Scientists want to study innovative solutions of industrial type for storing solar energy and subsequently be able to distribute it in an optimal way at times of peak consumption during the day. The heart of the device developed by Leclanché will be based on an innovative titanate Lithium-ion battery, which uses titanate instead of the traditional graphite. It will operate in conjunction with the Romande Energie solar park at the EPFL, one of the largest solar electric plants in the French speaking part of Switzerland. This pilot project brings together the Ecole Polytechnique Fédérale de Lausanne (EPFL), Leclanché S.A. (SIX Swiss Exchange:LECN), Romande Energie and the Canton of Vaud.

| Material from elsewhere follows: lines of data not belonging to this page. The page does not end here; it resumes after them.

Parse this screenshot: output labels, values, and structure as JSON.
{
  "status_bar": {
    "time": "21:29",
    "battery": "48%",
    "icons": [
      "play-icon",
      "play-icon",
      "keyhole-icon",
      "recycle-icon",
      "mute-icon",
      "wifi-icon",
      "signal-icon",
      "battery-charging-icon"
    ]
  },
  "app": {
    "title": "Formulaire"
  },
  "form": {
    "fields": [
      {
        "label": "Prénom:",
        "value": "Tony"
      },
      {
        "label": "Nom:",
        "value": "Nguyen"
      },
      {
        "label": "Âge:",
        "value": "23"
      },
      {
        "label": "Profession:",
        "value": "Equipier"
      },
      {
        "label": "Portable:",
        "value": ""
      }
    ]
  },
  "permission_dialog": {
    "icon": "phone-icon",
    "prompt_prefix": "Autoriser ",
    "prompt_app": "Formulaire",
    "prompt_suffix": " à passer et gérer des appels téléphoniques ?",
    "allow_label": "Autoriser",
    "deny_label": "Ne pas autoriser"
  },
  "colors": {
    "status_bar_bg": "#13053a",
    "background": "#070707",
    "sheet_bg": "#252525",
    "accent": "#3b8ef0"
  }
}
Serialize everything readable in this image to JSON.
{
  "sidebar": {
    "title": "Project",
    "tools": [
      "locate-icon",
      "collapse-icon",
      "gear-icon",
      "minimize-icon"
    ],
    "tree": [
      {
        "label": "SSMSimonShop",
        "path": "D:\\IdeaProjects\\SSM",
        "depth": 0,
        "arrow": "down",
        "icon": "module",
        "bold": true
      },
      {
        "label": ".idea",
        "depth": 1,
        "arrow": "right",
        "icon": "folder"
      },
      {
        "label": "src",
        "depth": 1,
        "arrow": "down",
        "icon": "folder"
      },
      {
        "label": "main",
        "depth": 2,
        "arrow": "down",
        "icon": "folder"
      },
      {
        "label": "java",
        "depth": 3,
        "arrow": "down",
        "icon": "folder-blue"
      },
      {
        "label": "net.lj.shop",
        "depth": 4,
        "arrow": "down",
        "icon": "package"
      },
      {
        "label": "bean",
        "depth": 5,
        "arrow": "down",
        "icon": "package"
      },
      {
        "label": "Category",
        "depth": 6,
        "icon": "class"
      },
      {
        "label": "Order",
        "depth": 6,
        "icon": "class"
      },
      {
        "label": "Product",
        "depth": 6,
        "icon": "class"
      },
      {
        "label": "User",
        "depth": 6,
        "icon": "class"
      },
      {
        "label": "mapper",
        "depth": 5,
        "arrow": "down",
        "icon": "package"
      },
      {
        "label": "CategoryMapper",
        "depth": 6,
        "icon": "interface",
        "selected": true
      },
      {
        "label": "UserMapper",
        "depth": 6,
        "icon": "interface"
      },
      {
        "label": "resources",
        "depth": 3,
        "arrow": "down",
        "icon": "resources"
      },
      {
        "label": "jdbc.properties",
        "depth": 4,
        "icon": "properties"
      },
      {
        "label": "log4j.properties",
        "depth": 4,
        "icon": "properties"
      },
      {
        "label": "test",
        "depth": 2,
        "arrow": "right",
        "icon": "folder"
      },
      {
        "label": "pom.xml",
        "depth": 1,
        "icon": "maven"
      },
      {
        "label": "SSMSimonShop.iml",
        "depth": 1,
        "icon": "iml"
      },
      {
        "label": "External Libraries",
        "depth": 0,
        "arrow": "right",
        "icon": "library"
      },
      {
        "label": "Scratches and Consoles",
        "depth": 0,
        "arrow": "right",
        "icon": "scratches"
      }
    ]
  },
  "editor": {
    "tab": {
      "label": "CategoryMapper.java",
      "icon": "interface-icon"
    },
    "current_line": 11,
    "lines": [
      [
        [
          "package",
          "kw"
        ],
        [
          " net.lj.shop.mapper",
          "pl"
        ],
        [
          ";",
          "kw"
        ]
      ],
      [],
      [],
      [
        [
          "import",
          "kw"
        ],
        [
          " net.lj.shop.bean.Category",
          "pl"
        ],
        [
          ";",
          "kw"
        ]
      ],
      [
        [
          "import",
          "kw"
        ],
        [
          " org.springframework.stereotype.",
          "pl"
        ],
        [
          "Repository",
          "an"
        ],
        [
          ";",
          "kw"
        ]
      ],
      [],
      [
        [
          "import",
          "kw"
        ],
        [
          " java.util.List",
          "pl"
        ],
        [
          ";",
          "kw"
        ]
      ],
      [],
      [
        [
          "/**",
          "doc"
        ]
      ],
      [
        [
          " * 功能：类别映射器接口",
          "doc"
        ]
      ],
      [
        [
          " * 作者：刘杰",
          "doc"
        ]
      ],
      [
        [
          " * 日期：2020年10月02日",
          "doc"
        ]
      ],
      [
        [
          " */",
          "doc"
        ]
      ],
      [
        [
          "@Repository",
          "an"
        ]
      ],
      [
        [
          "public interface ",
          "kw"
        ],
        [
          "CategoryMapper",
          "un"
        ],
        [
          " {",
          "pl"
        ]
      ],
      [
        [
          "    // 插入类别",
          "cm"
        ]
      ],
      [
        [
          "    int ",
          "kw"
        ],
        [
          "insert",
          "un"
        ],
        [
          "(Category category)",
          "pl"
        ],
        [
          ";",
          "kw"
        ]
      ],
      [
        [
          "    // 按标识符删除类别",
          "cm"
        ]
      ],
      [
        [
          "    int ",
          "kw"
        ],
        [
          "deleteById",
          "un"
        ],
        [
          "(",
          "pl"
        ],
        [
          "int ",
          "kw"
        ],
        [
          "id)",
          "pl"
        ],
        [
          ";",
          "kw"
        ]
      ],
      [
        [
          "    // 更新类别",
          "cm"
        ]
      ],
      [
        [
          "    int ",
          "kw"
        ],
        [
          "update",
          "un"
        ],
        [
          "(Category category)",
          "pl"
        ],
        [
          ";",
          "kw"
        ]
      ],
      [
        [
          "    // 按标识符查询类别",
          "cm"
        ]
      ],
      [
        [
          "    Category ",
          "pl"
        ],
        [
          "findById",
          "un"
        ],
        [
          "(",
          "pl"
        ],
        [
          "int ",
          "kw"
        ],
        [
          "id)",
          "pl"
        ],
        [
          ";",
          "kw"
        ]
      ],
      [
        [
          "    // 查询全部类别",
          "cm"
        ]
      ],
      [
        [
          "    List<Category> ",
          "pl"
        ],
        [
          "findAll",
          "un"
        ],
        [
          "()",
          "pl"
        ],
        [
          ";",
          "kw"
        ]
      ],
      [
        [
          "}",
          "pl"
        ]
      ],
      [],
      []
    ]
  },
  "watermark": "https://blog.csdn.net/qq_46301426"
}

“The storage of electrical energy through the use of high-capacity and long life batteries is a challenge that determines the massive integration of renewable energy for the power generation. This partnership will allow us to validate the technologies used in order to store solar energy on an industrial scale, explains Professor Paolone. The issue is, therefore, very important”.
A campus-based laboratory
About the size of a shipping container, the Leclanché storage device will be connected to the solar cells grid installed by the EPFL and Romande Energie over an area of 15,000 m2. The container will be equipped with Leclanché’s high performance Lithium-ion titanate batteries which have a very long life, with approximately 15,000 charge-discharge cycles, compared to the usual 3,000. To increase the safety of the device, a ceramic separator patented by Leclanché will be one of the key elements. This would be complemented by a sophisticated management system.
“We welcome this collaboration, adds Fabrizio Marzolini, Manager of the development of energy storage systems at Leclanché SA. This is the best way to share the high technology developed at Leclanché and scientific research to enable us to remain at the forefront of innovations that serve the vital energy transition”. State Councillor Jacqueline de Quattro, Head of the Department of territorial planning and environment, welcomes the fact that public funds are being invested in an innovative project meeting the strategic lines of the government renewable energies policy.
As a true testing ground, the storage unit of industrial size can store up to 500kWh, equivalent to the production of 2,500 square metres of electricity from solar panels in one hour or the consumption of a hundred households over one day, whilst managing variations in power related to sunlight.
“This joint research will help develop the contribution of solar cells to the Swiss energy supply, concludes Christian Frère, Manager of the Energy business unit at Romande Energie”.
Research related to the container will last 23 months and will help to optimise the operation of the various components.